▸ **Your objective**: Write out the records below once more, exactly as they stand.
+++ Input records +++
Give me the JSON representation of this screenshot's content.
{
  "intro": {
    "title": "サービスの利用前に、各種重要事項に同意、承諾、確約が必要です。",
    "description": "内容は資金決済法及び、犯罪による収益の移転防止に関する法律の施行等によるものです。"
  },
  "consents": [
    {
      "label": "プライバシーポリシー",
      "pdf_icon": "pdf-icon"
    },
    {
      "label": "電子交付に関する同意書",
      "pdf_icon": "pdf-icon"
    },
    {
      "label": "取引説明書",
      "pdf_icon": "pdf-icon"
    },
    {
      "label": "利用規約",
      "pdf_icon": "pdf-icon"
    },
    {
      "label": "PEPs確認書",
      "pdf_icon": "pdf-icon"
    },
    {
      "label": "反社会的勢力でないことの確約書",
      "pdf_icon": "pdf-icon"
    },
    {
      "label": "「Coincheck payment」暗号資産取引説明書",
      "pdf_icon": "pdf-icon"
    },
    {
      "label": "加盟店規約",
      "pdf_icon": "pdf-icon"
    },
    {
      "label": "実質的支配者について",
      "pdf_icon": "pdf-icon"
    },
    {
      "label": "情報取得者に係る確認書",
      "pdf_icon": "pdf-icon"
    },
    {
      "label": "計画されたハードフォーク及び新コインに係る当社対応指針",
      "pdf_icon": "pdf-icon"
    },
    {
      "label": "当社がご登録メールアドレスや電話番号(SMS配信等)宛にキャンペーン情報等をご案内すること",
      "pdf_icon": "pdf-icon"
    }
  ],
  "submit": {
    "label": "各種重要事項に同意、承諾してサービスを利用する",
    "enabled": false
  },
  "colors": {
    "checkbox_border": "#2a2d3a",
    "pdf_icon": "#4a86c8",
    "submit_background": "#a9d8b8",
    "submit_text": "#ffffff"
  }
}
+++
▸ **Result for this exercise**:
Give me the JSON representation of this screenshot's content.
{
  "intro": {
    "title": "サービスの利用前に、各種重要事項に同意、承諾、確約が必要です。",
    "description": "内容は資金決済法及び、犯罪による収益の移転防止に関する法律の施行等によるものです。"
  },
  "consents": [
    {
      "label": "プライバシーポリシー",
      "pdf_icon": "pdf-icon"
    },
    {
      "label": "電子交付に関する同意書",
      "pdf_icon": "pdf-icon"
    },
    {
      "label": "取引説明書",
      "pdf_icon": "pdf-icon"
    },
    {
      "label": "利用規約",
      "pdf_icon": "pdf-icon"
    },
    {
      "label": "PEPs確認書",
      "pdf_icon": "pdf-icon"
    },
    {
      "label": "反社会的勢力でないことの確約書",
      "pdf_icon": "pdf-icon"
    },
    {
      "label": "「Coincheck payment」暗号資産取引説明書",
      "pdf_icon": "pdf-icon"
    },
    {
      "label": "加盟店規約",
      "pdf_icon": "pdf-icon"
    },
    {
      "label": "実質的支配者について",
      "pdf_icon": "pdf-icon"
    },
    {
      "label": "情報取得者に係る確認書",
      "pdf_icon": "pdf-icon"
    },
    {
      "label": "計画されたハードフォーク及び新コインに係る当社対応指針",
      "pdf_icon": "pdf-icon"
    },
    {
      "label": "当社がご登録メールアドレスや電話番号(SMS配信等)宛にキャンペーン情報等をご案内すること",
      "pdf_icon": "pdf-icon"
    }
  ],
  "submit": {
    "label": "各種重要事項に同意、承諾してサービスを利用する",
    "enabled": false
  },
  "colors": {
    "checkbox_border": "#2a2d3a",
    "pdf_icon": "#4a86c8",
    "submit_background": "#a9d8b8",
    "submit_text": "#ffffff"
  }
}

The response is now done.